_SOURCE MATERIAL:_
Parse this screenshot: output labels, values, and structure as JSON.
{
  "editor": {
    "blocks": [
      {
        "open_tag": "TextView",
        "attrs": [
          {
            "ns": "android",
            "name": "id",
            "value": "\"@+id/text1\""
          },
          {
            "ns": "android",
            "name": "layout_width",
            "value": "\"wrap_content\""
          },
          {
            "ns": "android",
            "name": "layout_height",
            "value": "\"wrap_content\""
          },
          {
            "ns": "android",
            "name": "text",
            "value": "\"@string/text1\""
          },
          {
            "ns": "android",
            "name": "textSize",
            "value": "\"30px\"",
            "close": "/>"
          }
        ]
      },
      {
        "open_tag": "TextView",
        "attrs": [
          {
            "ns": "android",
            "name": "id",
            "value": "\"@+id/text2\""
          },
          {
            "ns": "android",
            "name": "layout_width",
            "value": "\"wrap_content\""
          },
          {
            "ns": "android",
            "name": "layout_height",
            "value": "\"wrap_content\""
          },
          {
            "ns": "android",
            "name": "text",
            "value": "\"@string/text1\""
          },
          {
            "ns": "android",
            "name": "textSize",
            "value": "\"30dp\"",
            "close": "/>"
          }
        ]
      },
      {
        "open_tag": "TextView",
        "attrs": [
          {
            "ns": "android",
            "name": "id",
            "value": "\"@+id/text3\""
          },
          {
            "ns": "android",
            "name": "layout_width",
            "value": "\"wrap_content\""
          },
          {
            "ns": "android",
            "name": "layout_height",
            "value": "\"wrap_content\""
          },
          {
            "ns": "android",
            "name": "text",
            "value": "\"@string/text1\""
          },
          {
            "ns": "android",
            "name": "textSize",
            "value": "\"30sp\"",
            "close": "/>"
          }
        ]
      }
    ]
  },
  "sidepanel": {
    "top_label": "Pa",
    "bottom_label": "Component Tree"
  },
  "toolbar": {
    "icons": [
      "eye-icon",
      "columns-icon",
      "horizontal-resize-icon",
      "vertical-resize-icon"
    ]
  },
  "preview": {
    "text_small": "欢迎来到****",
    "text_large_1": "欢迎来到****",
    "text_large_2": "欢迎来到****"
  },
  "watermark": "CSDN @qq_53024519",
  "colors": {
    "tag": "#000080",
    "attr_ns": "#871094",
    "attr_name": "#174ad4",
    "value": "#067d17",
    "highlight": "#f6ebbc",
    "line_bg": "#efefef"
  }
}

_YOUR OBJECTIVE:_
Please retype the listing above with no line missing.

_FINISHED TASK:_
Parse this screenshot: output labels, values, and structure as JSON.
{
  "editor": {
    "blocks": [
      {
        "open_tag": "TextView",
        "attrs": [
          {
            "ns": "android",
            "name": "id",
            "value": "\"@+id/text1\""
          },
          {
            "ns": "android",
            "name": "layout_width",
            "value": "\"wrap_content\""
          },
          {
            "ns": "android",
            "name": "layout_height",
            "value": "\"wrap_content\""
          },
          {
            "ns": "android",
            "name": "text",
            "value": "\"@string/text1\""
          },
          {
            "ns": "android",
            "name": "textSize",
            "value": "\"30px\"",
            "close": "/>"
          }
        ]
      },
      {
        "open_tag": "TextView",
        "attrs": [
          {
            "ns": "android",
            "name": "id",
            "value": "\"@+id/text2\""
          },
          {
            "ns": "android",
            "name": "layout_width",
            "value": "\"wrap_content\""
          },
          {
            "ns": "android",
            "name": "layout_height",
            "value": "\"wrap_content\""
          },
          {
            "ns": "android",
            "name": "text",
            "value": "\"@string/text1\""
          },
          {
            "ns": "android",
            "name": "textSize",
            "value": "\"30dp\"",
            "close": "/>"
          }
        ]
      },
      {
        "open_tag": "TextView",
        "attrs": [
          {
            "ns": "android",
            "name": "id",
            "value": "\"@+id/text3\""
          },
          {
            "ns": "android",
            "name": "layout_width",
            "value": "\"wrap_content\""
          },
          {
            "ns": "android",
            "name": "layout_height",
            "value": "\"wrap_content\""
          },
          {
            "ns": "android",
            "name": "text",
            "value": "\"@string/text1\""
          },
          {
            "ns": "android",
            "name": "textSize",
            "value": "\"30sp\"",
            "close": "/>"
          }
        ]
      }
    ]
  },
  "sidepanel": {
    "top_label": "Pa",
    "bottom_label": "Component Tree"
  },
  "toolbar": {
    "icons": [
      "eye-icon",
      "columns-icon",
      "horizontal-resize-icon",
      "vertical-resize-icon"
    ]
  },
  "preview": {
    "text_small": "欢迎来到****",
    "text_large_1": "欢迎来到****",
    "text_large_2": "欢迎来到****"
  },
  "watermark": "CSDN @qq_53024519",
  "colors": {
    "tag": "#000080",
    "attr_ns": "#871094",
    "attr_name": "#174ad4",
    "value": "#067d17",
    "highlight": "#f6ebbc",
    "line_bg": "#efefef"
  }
}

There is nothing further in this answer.